About this exercise: Repeat every entry exactly as it appears.

Records shown:
------------------------------------------------

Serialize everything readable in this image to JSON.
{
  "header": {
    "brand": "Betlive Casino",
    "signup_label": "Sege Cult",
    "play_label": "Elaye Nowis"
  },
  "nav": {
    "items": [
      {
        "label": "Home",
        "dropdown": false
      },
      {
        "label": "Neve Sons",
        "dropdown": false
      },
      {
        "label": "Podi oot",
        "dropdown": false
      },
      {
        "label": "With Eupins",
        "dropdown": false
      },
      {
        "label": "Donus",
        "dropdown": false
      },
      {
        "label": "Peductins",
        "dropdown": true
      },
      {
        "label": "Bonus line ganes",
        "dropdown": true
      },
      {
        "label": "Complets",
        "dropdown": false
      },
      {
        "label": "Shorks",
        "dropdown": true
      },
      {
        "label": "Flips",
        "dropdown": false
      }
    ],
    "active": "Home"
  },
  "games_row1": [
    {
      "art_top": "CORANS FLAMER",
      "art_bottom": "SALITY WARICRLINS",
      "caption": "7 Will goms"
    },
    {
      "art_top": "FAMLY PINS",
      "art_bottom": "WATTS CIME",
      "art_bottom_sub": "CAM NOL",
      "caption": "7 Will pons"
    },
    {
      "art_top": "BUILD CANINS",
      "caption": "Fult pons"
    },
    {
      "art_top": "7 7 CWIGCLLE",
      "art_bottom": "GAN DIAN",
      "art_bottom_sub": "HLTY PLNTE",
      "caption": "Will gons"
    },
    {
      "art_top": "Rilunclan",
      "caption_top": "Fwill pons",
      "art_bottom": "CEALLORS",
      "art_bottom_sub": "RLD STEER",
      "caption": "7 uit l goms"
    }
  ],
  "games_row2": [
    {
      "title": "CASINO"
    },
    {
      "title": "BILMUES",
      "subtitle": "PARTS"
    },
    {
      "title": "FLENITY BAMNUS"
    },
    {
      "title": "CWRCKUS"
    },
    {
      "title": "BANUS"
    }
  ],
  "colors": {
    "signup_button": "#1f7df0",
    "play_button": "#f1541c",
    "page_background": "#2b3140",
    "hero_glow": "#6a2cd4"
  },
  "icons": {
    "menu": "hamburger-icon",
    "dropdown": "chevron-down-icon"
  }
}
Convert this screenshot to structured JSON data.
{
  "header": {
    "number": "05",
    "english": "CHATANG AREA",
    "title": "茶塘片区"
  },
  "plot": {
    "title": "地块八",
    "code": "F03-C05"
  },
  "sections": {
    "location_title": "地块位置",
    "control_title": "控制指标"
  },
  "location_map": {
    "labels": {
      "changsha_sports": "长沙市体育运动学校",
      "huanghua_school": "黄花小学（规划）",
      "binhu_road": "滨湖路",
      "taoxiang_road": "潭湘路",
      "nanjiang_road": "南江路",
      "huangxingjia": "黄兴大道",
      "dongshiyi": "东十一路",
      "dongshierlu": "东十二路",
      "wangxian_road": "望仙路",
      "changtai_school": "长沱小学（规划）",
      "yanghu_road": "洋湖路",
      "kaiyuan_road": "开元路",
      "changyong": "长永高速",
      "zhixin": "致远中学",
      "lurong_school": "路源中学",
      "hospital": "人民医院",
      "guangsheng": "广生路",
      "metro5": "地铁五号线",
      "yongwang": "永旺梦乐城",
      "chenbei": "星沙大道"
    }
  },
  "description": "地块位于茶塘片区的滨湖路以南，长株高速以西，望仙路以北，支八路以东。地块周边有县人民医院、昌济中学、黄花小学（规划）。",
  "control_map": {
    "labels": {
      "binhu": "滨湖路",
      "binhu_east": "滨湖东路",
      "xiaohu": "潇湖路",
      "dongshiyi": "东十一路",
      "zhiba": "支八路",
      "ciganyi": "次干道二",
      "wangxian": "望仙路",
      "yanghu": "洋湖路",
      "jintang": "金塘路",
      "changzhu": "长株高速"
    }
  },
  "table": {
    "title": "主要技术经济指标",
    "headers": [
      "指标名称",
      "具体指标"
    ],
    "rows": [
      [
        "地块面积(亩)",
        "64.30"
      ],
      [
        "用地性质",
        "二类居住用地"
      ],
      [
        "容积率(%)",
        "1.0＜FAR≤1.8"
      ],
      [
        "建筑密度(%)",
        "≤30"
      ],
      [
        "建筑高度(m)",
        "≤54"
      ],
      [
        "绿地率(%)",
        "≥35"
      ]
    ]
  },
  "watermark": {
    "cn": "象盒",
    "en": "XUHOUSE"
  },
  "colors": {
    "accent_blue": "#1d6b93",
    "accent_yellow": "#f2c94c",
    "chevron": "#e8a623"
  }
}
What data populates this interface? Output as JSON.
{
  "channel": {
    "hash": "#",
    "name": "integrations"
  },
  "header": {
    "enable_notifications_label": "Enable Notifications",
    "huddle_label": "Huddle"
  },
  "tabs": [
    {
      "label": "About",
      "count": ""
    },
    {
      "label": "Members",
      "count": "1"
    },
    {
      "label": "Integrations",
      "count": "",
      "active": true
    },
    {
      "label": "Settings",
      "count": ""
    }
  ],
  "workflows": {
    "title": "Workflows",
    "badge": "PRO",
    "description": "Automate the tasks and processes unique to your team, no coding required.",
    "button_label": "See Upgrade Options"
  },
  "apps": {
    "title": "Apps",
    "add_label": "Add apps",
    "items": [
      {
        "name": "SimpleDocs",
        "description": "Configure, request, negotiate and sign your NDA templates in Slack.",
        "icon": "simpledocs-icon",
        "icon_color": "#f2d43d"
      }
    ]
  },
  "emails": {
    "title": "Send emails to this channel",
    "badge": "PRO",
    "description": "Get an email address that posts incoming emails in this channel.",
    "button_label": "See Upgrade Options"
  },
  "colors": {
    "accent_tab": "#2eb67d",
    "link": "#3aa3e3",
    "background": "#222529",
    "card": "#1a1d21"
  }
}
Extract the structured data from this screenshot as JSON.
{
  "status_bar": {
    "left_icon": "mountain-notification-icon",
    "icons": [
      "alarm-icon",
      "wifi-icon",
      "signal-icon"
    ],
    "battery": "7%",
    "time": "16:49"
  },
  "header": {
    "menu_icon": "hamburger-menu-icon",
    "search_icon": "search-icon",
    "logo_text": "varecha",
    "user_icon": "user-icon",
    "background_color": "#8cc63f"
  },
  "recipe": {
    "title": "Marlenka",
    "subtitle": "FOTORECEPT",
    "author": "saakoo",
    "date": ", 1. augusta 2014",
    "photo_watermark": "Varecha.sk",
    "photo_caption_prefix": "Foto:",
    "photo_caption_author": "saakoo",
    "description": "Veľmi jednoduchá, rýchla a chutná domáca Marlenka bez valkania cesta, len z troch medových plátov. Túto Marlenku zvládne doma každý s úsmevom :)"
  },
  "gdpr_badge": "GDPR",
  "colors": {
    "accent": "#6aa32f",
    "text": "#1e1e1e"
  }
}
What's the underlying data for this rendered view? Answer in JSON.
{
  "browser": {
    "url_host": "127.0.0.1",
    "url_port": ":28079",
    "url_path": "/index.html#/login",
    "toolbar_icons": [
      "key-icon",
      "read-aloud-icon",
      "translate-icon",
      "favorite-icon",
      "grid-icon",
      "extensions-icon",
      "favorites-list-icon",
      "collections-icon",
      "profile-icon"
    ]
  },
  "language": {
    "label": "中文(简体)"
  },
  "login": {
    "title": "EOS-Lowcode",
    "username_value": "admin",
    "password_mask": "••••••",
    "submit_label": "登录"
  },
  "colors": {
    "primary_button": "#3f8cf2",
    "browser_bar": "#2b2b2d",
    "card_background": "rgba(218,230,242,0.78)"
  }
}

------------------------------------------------

Solution:
Serialize everything readable in this image to JSON.
{
  "header": {
    "brand": "Betlive Casino",
    "signup_label": "Sege Cult",
    "play_label": "Elaye Nowis"
  },
  "nav": {
    "items": [
      {
        "label": "Home",
        "dropdown": false
      },
      {
        "label": "Neve Sons",
        "dropdown": false
      },
      {
        "label": "Podi oot",
        "dropdown": false
      },
      {
        "label": "With Eupins",
        "dropdown": false
      },
      {
        "label": "Donus",
        "dropdown": false
      },
      {
        "label": "Peductins",
        "dropdown": true
      },
      {
        "label": "Bonus line ganes",
        "dropdown": true
      },
      {
        "label": "Complets",
        "dropdown": false
      },
      {
        "label": "Shorks",
        "dropdown": true
      },
      {
        "label": "Flips",
        "dropdown": false
      }
    ],
    "active": "Home"
  },
  "games_row1": [
    {
      "art_top": "CORANS FLAMER",
      "art_bottom": "SALITY WARICRLINS",
      "caption": "7 Will goms"
    },
    {
      "art_top": "FAMLY PINS",
      "art_bottom": "WATTS CIME",
      "art_bottom_sub": "CAM NOL",
      "caption": "7 Will pons"
    },
    {
      "art_top": "BUILD CANINS",
      "caption": "Fult pons"
    },
    {
      "art_top": "7 7 CWIGCLLE",
      "art_bottom": "GAN DIAN",
      "art_bottom_sub": "HLTY PLNTE",
      "caption": "Will gons"
    },
    {
      "art_top": "Rilunclan",
      "caption_top": "Fwill pons",
      "art_bottom": "CEALLORS",
      "art_bottom_sub": "RLD STEER",
      "caption": "7 uit l goms"
    }
  ],
  "games_row2": [
    {
      "title": "CASINO"
    },
    {
      "title": "BILMUES",
      "subtitle": "PARTS"
    },
    {
      "title": "FLENITY BAMNUS"
    },
    {
      "title": "CWRCKUS"
    },
    {
      "title": "BANUS"
    }
  ],
  "colors": {
    "signup_button": "#1f7df0",
    "play_button": "#f1541c",
    "page_background": "#2b3140",
    "hero_glow": "#6a2cd4"
  },
  "icons": {
    "menu": "hamburger-icon",
    "dropdown": "chevron-down-icon"
  }
}
Convert this screenshot to structured JSON data.
{
  "header": {
    "number": "05",
    "english": "CHATANG AREA",
    "title": "茶塘片区"
  },
  "plot": {
    "title": "地块八",
    "code": "F03-C05"
  },
  "sections": {
    "location_title": "地块位置",
    "control_title": "控制指标"
  },
  "location_map": {
    "labels": {
      "changsha_sports": "长沙市体育运动学校",
      "huanghua_school": "黄花小学（规划）",
      "binhu_road": "滨湖路",
      "taoxiang_road": "潭湘路",
      "nanjiang_road": "南江路",
      "huangxingjia": "黄兴大道",
      "dongshiyi": "东十一路",
      "dongshierlu": "东十二路",
      "wangxian_road": "望仙路",
      "changtai_school": "长沱小学（规划）",
      "yanghu_road": "洋湖路",
      "kaiyuan_road": "开元路",
      "changyong": "长永高速",
      "zhixin": "致远中学",
      "lurong_school": "路源中学",
      "hospital": "人民医院",
      "guangsheng": "广生路",
      "metro5": "地铁五号线",
      "yongwang": "永旺梦乐城",
      "chenbei": "星沙大道"
    }
  },
  "description": "地块位于茶塘片区的滨湖路以南，长株高速以西，望仙路以北，支八路以东。地块周边有县人民医院、昌济中学、黄花小学（规划）。",
  "control_map": {
    "labels": {
      "binhu": "滨湖路",
      "binhu_east": "滨湖东路",
      "xiaohu": "潇湖路",
      "dongshiyi": "东十一路",
      "zhiba": "支八路",
      "ciganyi": "次干道二",
      "wangxian": "望仙路",
      "yanghu": "洋湖路",
      "jintang": "金塘路",
      "changzhu": "长株高速"
    }
  },
  "table": {
    "title": "主要技术经济指标",
    "headers": [
      "指标名称",
      "具体指标"
    ],
    "rows": [
      [
        "地块面积(亩)",
        "64.30"
      ],
      [
        "用地性质",
        "二类居住用地"
      ],
      [
        "容积率(%)",
        "1.0＜FAR≤1.8"
      ],
      [
        "建筑密度(%)",
        "≤30"
      ],
      [
        "建筑高度(m)",
        "≤54"
      ],
      [
        "绿地率(%)",
        "≥35"
      ]
    ]
  },
  "watermark": {
    "cn": "象盒",
    "en": "XUHOUSE"
  },
  "colors": {
    "accent_blue": "#1d6b93",
    "accent_yellow": "#f2c94c",
    "chevron": "#e8a623"
  }
}
What data populates this interface? Output as JSON.
{
  "channel": {
    "hash": "#",
    "name": "integrations"
  },
  "header": {
    "enable_notifications_label": "Enable Notifications",
    "huddle_label": "Huddle"
  },
  "tabs": [
    {
      "label": "About",
      "count": ""
    },
    {
      "label": "Members",
      "count": "1"
    },
    {
      "label": "Integrations",
      "count": "",
      "active": true
    },
    {
      "label": "Settings",
      "count": ""
    }
  ],
  "workflows": {
    "title": "Workflows",
    "badge": "PRO",
    "description": "Automate the tasks and processes unique to your team, no coding required.",
    "button_label": "See Upgrade Options"
  },
  "apps": {
    "title": "Apps",
    "add_label": "Add apps",
    "items": [
      {
        "name": "SimpleDocs",
        "description": "Configure, request, negotiate and sign your NDA templates in Slack.",
        "icon": "simpledocs-icon",
        "icon_color": "#f2d43d"
      }
    ]
  },
  "emails": {
    "title": "Send emails to this channel",
    "badge": "PRO",
    "description": "Get an email address that posts incoming emails in this channel.",
    "button_label": "See Upgrade Options"
  },
  "colors": {
    "accent_tab": "#2eb67d",
    "link": "#3aa3e3",
    "background": "#222529",
    "card": "#1a1d21"
  }
}
Extract the structured data from this screenshot as JSON.
{
  "status_bar": {
    "left_icon": "mountain-notification-icon",
    "icons": [
      "alarm-icon",
      "wifi-icon",
      "signal-icon"
    ],
    "battery": "7%",
    "time": "16:49"
  },
  "header": {
    "menu_icon": "hamburger-menu-icon",
    "search_icon": "search-icon",
    "logo_text": "varecha",
    "user_icon": "user-icon",
    "background_color": "#8cc63f"
  },
  "recipe": {
    "title": "Marlenka",
    "subtitle": "FOTORECEPT",
    "author": "saakoo",
    "date": ", 1. augusta 2014",
    "photo_watermark": "Varecha.sk",
    "photo_caption_prefix": "Foto:",
    "photo_caption_author": "saakoo",
    "description": "Veľmi jednoduchá, rýchla a chutná domáca Marlenka bez valkania cesta, len z troch medových plátov. Túto Marlenku zvládne doma každý s úsmevom :)"
  },
  "gdpr_badge": "GDPR",
  "colors": {
    "accent": "#6aa32f",
    "text": "#1e1e1e"
  }
}
What's the underlying data for this rendered view? Answer in JSON.
{
  "browser": {
    "url_host": "127.0.0.1",
    "url_port": ":28079",
    "url_path": "/index.html#/login",
    "toolbar_icons": [
      "key-icon",
      "read-aloud-icon",
      "translate-icon",
      "favorite-icon",
      "grid-icon",
      "extensions-icon",
      "favorites-list-icon",
      "collections-icon",
      "profile-icon"
    ]
  },
  "language": {
    "label": "中文(简体)"
  },
  "login": {
    "title": "EOS-Lowcode",
    "username_value": "admin",
    "password_mask": "••••••",
    "submit_label": "登录"
  },
  "colors": {
    "primary_button": "#3f8cf2",
    "browser_bar": "#2b2b2d",
    "card_background": "rgba(218,230,242,0.78)"
  }
}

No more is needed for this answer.